The US government has poured in $79 billion and then some. But the pro-scare funding is pervasive: for example — the Australian government spent $14 million on a single Ad campaign, and another $90 million every year on a Department of Climate Change. The UK government paid for lobbyists to  lobby it, and the BBC “partners” with the lobby groups. The EU doesn’t just subsidize renewables, it also pays them to push for more subsidies. Even the dastardly Exxon paid more than 20 times as much for a single renewables research project than it did to sceptics.

Last year in carbon markets $142 billion dollars turned over, and $243 billion was invested in renewables. If the carbon market idea went global it was projected to reach $2 trillion a year. Every banker and his dog has a bone in this game. Why wouldn’t they?

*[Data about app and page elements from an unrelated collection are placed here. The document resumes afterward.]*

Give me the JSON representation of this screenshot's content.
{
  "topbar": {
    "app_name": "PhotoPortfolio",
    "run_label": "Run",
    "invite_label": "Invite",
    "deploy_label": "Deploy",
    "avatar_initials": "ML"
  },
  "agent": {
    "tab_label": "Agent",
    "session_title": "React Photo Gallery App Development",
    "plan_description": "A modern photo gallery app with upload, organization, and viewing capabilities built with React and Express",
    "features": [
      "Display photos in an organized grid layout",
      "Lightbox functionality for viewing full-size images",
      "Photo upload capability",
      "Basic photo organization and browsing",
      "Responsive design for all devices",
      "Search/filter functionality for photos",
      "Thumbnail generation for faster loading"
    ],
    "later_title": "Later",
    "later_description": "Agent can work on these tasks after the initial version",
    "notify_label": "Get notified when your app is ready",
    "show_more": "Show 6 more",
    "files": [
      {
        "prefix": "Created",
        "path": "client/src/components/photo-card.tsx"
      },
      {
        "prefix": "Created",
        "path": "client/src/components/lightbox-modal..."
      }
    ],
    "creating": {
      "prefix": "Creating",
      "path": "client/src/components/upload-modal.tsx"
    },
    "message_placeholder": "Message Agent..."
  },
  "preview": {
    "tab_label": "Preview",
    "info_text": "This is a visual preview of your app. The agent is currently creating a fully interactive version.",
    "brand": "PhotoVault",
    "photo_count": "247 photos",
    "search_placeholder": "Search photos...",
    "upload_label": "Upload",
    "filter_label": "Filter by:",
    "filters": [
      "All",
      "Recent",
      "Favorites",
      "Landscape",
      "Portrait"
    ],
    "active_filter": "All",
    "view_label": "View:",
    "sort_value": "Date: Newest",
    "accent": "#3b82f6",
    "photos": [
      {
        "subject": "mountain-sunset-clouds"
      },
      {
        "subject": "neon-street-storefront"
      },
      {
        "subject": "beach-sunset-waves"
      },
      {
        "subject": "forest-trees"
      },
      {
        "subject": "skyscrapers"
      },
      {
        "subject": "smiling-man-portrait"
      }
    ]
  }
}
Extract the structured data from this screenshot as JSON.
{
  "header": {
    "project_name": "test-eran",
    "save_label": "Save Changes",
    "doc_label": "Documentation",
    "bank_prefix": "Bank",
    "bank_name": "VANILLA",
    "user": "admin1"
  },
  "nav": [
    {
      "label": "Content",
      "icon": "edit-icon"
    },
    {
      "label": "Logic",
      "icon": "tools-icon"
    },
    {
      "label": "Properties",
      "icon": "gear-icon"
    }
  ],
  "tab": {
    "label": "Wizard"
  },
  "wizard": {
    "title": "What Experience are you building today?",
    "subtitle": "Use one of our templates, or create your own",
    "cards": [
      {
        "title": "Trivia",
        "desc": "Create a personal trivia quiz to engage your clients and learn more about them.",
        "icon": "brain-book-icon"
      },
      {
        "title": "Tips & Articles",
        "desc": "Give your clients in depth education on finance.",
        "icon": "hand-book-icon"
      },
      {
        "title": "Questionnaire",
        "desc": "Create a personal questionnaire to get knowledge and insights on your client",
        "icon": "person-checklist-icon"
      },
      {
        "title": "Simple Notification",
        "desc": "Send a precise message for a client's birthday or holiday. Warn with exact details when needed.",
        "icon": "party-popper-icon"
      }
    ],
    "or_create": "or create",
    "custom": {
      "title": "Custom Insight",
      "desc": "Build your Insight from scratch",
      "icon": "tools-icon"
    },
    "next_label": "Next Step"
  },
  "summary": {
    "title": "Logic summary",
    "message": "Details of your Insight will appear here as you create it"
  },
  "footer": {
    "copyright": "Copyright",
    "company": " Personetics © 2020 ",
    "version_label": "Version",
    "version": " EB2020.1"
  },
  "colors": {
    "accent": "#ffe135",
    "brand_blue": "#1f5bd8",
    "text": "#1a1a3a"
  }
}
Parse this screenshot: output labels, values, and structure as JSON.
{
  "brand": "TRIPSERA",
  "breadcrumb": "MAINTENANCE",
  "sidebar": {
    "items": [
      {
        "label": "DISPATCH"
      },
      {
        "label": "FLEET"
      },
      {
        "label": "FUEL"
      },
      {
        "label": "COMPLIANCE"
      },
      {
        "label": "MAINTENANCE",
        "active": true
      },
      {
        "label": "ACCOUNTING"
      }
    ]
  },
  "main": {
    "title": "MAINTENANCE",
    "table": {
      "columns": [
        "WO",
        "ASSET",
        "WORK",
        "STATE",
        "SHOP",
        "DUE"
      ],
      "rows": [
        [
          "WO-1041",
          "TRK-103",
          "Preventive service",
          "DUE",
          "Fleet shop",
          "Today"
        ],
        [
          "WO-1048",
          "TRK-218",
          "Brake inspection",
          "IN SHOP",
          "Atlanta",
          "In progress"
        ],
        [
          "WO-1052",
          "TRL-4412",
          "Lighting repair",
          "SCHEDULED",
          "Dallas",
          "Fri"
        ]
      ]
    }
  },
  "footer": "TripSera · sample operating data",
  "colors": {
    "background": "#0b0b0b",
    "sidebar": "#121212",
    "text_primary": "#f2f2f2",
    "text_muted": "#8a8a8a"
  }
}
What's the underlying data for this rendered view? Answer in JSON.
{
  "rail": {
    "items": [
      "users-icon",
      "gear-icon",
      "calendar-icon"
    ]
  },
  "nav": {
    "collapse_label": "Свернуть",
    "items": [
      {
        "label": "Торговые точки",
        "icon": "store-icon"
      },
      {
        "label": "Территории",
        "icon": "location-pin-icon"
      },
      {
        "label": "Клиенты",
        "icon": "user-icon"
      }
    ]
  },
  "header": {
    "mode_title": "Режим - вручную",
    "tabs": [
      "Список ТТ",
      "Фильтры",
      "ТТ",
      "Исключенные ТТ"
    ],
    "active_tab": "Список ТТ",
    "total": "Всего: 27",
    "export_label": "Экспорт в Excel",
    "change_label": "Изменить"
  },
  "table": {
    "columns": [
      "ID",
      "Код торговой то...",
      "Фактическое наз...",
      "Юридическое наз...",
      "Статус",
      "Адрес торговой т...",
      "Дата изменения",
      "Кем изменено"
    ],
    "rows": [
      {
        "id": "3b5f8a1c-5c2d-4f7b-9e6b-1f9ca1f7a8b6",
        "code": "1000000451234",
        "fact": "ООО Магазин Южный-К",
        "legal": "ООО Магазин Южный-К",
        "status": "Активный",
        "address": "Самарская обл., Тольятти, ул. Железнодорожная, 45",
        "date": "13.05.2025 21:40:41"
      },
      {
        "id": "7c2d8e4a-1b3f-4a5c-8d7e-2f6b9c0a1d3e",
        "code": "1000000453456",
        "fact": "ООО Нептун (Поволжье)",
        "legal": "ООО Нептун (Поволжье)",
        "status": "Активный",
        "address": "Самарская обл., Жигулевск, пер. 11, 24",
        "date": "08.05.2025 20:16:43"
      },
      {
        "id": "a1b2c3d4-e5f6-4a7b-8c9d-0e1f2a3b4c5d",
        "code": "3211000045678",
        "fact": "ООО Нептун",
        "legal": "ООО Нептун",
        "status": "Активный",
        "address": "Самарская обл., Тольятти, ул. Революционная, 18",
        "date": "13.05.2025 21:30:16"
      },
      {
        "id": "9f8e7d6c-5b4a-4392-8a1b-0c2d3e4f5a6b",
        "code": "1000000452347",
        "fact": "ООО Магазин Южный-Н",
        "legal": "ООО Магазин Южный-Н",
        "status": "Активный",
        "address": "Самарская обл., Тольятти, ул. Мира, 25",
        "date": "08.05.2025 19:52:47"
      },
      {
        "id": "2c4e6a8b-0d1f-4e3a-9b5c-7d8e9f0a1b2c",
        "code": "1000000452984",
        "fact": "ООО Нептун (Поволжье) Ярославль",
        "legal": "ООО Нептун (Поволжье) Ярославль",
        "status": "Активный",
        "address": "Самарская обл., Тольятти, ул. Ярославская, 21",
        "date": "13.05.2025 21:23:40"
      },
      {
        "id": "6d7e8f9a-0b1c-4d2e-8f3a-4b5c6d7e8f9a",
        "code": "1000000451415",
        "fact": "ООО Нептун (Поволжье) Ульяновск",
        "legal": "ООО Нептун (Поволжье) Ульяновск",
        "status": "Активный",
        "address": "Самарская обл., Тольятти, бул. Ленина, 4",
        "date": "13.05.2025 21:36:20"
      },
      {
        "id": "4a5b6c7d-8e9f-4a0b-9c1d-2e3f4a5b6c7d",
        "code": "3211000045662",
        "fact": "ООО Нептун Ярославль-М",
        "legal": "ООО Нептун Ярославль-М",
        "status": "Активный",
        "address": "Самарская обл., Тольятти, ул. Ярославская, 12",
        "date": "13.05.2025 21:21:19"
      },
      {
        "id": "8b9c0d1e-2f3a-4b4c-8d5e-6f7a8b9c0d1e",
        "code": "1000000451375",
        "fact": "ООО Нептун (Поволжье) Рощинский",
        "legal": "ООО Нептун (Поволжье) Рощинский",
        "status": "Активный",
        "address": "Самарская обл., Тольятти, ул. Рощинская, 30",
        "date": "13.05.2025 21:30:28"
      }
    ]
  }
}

Curiously, some just can’t see the vested interest of global financial houses and government bureaucrats in these policies. Andy Revkin suggests that the opposition to the alarmist juggernaut is “well coordinated” and “not contentious”. But how well coordinated are the IPCC? Which think-tank has two week long  junkets for tens of thousands of people including media reps from all over the world? Not skeptics.
The money side of the equation is so lop-sided, and eggregiously dominated by pro-scare funding at every level, that skeptics can thank Dunlap-McCright for bringing it up. We’ll take your minor millions and vague allusions to “influence” and up the ante a magnitude, so to speak. Yes, let’s talk about the vested interests?
As I wrote in early 2010:
Somehow the tables have turned. For all the smears of big money funding the “deniers”, the numbers reveal that the sceptics are actually the true grassroots campaigners, while Greenpeace defends Wall St. How times have changed. Sceptics are fighting a billion dollar industry aligned with a trillion dollar trading scheme. Big Oil’s supposed evil influence has been vastly outdone by Big Government, and even those taxpayer billions are trumped by Big-Banking.
The name calling has to stop
It’s absurd self-satire when mere sociologists and journalists casually call Nobel Physics Prize winners: Deniers?  These “deniers” are guys who figured out things like tunneling electrons in superconductors. Just because they won a Nobel doesn’t make them right, but wouldn’t a true investigative reporter’s curiosity pique a little as skepticism rose and rose? Isn’t there a moment when it occurs to any open mind that it might be a good idea to actually phone up a NASA astronaut who walked on the moon and has spoken out as a skeptic and ask: Why?
No a “consensus” is not evidence of how the climate works, and nor is a map of funding, they’re “evidence” of how human society works. They make good case studies of group-think-in-action. Sociologists and journalists who make the mistake of confusing one type of evidence for the other merely help to perpetuate the alarm. The  answer to planetary climate sensitivity won’t be found by following dollars.

No comments:

Post a Comment